[Stored data entries]
-------

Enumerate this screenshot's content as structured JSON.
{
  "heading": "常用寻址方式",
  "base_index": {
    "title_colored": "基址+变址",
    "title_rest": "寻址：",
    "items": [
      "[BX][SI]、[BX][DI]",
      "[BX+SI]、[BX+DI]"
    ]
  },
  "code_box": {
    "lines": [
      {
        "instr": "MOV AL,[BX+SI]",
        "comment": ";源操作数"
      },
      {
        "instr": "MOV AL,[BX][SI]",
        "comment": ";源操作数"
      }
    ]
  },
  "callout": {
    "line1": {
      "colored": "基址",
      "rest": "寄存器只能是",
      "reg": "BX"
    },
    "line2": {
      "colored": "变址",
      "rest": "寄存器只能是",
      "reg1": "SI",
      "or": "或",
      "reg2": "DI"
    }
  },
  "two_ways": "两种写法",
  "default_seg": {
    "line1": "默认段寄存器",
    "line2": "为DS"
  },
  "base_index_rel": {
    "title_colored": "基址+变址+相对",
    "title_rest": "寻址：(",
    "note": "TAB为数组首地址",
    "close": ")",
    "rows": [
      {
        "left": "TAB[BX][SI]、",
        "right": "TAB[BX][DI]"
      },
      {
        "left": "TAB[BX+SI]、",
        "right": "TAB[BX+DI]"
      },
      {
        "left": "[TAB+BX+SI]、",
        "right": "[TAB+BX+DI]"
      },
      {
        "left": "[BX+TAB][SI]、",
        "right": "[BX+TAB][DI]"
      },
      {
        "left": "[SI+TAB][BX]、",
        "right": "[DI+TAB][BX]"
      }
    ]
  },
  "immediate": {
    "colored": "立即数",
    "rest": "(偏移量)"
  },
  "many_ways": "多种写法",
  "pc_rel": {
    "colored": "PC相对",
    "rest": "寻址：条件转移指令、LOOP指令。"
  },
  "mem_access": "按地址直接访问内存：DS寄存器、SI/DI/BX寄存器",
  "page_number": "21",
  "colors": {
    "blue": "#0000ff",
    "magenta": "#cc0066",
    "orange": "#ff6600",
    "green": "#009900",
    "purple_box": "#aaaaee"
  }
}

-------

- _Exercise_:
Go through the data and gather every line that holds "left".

- _Answer section_:
        "left": "TAB[BX][SI]、",
        "left": "TAB[BX+SI]、",
        "left": "[TAB+BX+SI]、",
        "left": "[BX+TAB][SI]、",
        "left": "[SI+TAB][BX]、",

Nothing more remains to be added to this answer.